# ABOUT THIS TASK
What does the data read, word for word, from the line containing "What data populates" through its final line? Give those lines only.

# Stored items
********
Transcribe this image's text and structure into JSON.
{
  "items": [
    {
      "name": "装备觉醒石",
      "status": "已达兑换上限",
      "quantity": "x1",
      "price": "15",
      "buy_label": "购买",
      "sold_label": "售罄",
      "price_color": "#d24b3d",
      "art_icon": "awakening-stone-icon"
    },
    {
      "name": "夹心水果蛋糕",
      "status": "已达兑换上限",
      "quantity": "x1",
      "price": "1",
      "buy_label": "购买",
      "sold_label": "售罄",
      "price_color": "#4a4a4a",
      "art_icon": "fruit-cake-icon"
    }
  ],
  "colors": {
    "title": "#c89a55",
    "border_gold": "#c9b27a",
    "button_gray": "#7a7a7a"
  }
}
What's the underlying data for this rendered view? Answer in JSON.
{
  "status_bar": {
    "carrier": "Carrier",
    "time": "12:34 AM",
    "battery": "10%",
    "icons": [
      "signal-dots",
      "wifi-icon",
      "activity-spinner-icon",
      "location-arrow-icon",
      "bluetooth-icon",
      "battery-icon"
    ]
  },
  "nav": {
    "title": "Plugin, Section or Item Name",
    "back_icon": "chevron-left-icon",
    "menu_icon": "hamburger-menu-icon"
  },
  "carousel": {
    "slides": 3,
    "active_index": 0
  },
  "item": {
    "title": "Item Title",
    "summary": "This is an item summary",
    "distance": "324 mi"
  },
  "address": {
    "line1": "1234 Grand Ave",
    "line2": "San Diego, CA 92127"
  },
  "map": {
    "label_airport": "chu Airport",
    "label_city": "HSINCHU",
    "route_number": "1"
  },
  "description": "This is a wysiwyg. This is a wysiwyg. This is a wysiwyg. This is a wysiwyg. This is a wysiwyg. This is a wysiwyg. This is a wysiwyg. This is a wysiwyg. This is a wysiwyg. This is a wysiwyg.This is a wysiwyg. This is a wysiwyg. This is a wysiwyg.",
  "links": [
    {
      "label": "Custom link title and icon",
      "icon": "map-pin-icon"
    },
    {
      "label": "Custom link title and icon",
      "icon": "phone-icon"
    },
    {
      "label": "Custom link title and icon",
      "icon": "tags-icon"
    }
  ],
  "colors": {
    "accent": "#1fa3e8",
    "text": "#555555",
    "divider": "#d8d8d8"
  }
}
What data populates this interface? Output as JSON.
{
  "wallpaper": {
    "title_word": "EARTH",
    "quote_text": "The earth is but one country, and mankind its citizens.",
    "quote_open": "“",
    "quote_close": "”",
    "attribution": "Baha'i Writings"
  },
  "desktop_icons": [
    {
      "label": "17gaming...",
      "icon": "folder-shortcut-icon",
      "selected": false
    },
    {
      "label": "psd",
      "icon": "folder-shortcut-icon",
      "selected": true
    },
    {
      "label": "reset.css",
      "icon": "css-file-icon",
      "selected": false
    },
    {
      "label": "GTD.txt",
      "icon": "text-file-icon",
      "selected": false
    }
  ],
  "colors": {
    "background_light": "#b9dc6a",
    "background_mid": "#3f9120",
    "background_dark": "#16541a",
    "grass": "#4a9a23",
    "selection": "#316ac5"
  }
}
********
# OUTPUT FOR THIS TASK
What data populates this interface? Output as JSON.
{
  "wallpaper": {
    "title_word": "EARTH",
    "quote_text": "The earth is but one country, and mankind its citizens.",
    "quote_open": "“",
    "quote_close": "”",
    "attribution": "Baha'i Writings"
  },
  "desktop_icons": [
    {
      "label": "17gaming...",
      "icon": "folder-shortcut-icon",
      "selected": false
    },
    {
      "label": "psd",
      "icon": "folder-shortcut-icon",
      "selected": true
    },
    {
      "label": "reset.css",
      "icon": "css-file-icon",
      "selected": false
    },
    {
      "label": "GTD.txt",
      "icon": "text-file-icon",
      "selected": false
    }
  ],
  "colors": {
    "background_light": "#b9dc6a",
    "background_mid": "#3f9120",
    "background_dark": "#16541a",
    "grass": "#4a9a23",
    "selection": "#316ac5"
  }
}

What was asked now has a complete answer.